(Beginning of DATA SECTION)
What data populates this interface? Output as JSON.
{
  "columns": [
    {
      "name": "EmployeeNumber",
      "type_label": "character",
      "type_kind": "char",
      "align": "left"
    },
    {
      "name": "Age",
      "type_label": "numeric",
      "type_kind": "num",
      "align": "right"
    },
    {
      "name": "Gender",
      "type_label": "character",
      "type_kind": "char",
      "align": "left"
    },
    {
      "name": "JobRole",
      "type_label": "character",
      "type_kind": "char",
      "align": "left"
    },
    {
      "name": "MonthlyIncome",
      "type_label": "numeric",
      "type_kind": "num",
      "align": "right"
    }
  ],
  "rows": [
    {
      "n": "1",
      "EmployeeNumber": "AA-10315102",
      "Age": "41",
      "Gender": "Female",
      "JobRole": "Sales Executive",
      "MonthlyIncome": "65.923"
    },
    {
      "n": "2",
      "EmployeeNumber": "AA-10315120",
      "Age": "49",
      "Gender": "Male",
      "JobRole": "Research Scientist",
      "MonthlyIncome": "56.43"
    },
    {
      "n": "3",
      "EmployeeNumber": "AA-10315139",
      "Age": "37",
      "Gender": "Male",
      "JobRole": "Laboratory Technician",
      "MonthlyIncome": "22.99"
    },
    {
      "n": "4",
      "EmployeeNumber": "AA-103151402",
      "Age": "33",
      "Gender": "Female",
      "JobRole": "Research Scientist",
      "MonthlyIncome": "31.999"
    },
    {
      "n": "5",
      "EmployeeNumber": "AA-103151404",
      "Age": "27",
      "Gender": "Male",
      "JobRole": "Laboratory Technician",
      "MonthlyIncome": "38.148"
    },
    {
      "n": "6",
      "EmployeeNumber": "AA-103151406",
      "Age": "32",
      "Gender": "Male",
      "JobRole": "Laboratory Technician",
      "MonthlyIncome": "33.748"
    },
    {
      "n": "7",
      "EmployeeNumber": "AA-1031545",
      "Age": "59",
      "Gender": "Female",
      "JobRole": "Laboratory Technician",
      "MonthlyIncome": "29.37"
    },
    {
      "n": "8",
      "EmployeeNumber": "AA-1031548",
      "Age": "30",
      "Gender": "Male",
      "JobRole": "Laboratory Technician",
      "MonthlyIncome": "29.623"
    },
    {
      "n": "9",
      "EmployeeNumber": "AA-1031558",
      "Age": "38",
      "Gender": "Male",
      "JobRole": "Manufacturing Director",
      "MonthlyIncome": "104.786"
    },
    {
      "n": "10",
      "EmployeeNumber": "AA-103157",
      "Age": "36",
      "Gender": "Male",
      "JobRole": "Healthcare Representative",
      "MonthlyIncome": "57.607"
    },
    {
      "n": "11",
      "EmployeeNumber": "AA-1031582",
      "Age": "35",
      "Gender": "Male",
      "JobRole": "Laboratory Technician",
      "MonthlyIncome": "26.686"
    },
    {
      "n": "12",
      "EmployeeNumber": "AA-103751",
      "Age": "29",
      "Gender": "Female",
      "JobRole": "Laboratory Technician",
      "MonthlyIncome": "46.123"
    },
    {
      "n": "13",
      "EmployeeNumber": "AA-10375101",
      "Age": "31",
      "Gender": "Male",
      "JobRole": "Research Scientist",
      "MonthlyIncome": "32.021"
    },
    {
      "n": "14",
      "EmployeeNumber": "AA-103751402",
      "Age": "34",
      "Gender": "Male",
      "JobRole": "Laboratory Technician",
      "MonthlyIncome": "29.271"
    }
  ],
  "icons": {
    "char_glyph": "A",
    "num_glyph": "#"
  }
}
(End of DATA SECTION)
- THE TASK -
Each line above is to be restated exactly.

- EXPECTED ANSWER -
What data populates this interface? Output as JSON.
{
  "columns": [
    {
      "name": "EmployeeNumber",
      "type_label": "character",
      "type_kind": "char",
      "align": "left"
    },
    {
      "name": "Age",
      "type_label": "numeric",
      "type_kind": "num",
      "align": "right"
    },
    {
      "name": "Gender",
      "type_label": "character",
      "type_kind": "char",
      "align": "left"
    },
    {
      "name": "JobRole",
      "type_label": "character",
      "type_kind": "char",
      "align": "left"
    },
    {
      "name": "MonthlyIncome",
      "type_label": "numeric",
      "type_kind": "num",
      "align": "right"
    }
  ],
  "rows": [
    {
      "n": "1",
      "EmployeeNumber": "AA-10315102",
      "Age": "41",
      "Gender": "Female",
      "JobRole": "Sales Executive",
      "MonthlyIncome": "65.923"
    },
    {
      "n": "2",
      "EmployeeNumber": "AA-10315120",
      "Age": "49",
      "Gender": "Male",
      "JobRole": "Research Scientist",
      "MonthlyIncome": "56.43"
    },
    {
      "n": "3",
      "EmployeeNumber": "AA-10315139",
      "Age": "37",
      "Gender": "Male",
      "JobRole": "Laboratory Technician",
      "MonthlyIncome": "22.99"
    },
    {
      "n": "4",
      "EmployeeNumber": "AA-103151402",
      "Age": "33",
      "Gender": "Female",
      "JobRole": "Research Scientist",
      "MonthlyIncome": "31.999"
    },
    {
      "n": "5",
      "EmployeeNumber": "AA-103151404",
      "Age": "27",
      "Gender": "Male",
      "JobRole": "Laboratory Technician",
      "MonthlyIncome": "38.148"
    },
    {
      "n": "6",
      "EmployeeNumber": "AA-103151406",
      "Age": "32",
      "Gender": "Male",
      "JobRole": "Laboratory Technician",
      "MonthlyIncome": "33.748"
    },
    {
      "n": "7",
      "EmployeeNumber": "AA-1031545",
      "Age": "59",
      "Gender": "Female",
      "JobRole": "Laboratory Technician",
      "MonthlyIncome": "29.37"
    },
    {
      "n": "8",
      "EmployeeNumber": "AA-1031548",
      "Age": "30",
      "Gender": "Male",
      "JobRole": "Laboratory Technician",
      "MonthlyIncome": "29.623"
    },
    {
      "n": "9",
      "EmployeeNumber": "AA-1031558",
      "Age": "38",
      "Gender": "Male",
      "JobRole": "Manufacturing Director",
      "MonthlyIncome": "104.786"
    },
    {
      "n": "10",
      "EmployeeNumber": "AA-103157",
      "Age": "36",
      "Gender": "Male",
      "JobRole": "Healthcare Representative",
      "MonthlyIncome": "57.607"
    },
    {
      "n": "11",
      "EmployeeNumber": "AA-1031582",
      "Age": "35",
      "Gender": "Male",
      "JobRole": "Laboratory Technician",
      "MonthlyIncome": "26.686"
    },
    {
      "n": "12",
      "EmployeeNumber": "AA-103751",
      "Age": "29",
      "Gender": "Female",
      "JobRole": "Laboratory Technician",
      "MonthlyIncome": "46.123"
    },
    {
      "n": "13",
      "EmployeeNumber": "AA-10375101",
      "Age": "31",
      "Gender": "Male",
      "JobRole": "Research Scientist",
      "MonthlyIncome": "32.021"
    },
    {
      "n": "14",
      "EmployeeNumber": "AA-103751402",
      "Age": "34",
      "Gender": "Male",
      "JobRole": "Laboratory Technician",
      "MonthlyIncome": "29.271"
    }
  ],
  "icons": {
    "char_glyph": "A",
    "num_glyph": "#"
  }
}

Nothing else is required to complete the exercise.